Exercise instructions: If a line in the listing includes the word "this", copy it out.

Supplied entries:
=== Section Start ===

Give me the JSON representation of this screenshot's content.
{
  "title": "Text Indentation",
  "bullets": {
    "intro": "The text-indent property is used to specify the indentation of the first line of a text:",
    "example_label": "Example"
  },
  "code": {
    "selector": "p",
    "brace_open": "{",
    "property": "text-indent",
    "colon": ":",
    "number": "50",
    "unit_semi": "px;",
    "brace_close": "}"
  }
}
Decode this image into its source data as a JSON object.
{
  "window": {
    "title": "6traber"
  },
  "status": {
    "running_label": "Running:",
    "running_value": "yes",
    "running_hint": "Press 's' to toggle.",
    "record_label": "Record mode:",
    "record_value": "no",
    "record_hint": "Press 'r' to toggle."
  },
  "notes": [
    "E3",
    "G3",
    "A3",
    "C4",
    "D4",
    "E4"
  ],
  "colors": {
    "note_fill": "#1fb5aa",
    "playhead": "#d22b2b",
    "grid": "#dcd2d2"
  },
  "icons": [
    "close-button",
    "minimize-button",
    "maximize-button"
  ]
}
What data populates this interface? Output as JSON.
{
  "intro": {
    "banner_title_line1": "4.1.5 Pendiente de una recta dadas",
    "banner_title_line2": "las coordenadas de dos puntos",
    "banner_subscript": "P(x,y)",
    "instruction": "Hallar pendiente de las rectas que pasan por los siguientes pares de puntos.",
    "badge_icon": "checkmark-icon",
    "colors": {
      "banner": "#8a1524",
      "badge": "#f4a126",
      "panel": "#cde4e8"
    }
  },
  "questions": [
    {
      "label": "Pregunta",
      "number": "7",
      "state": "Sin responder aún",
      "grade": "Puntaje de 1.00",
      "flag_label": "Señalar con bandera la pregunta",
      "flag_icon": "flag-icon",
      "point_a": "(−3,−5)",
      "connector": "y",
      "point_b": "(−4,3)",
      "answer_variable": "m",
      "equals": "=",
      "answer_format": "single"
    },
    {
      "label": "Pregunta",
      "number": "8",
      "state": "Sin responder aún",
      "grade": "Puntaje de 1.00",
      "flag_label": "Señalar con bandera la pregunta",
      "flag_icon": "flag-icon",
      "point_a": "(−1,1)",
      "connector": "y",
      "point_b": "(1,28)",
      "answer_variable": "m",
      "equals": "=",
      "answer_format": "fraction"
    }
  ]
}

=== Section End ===

Response below:
Give me the JSON representation of this screenshot's content.
Decode this image into its source data as a JSON object.
What data populates this interface? Output as JSON.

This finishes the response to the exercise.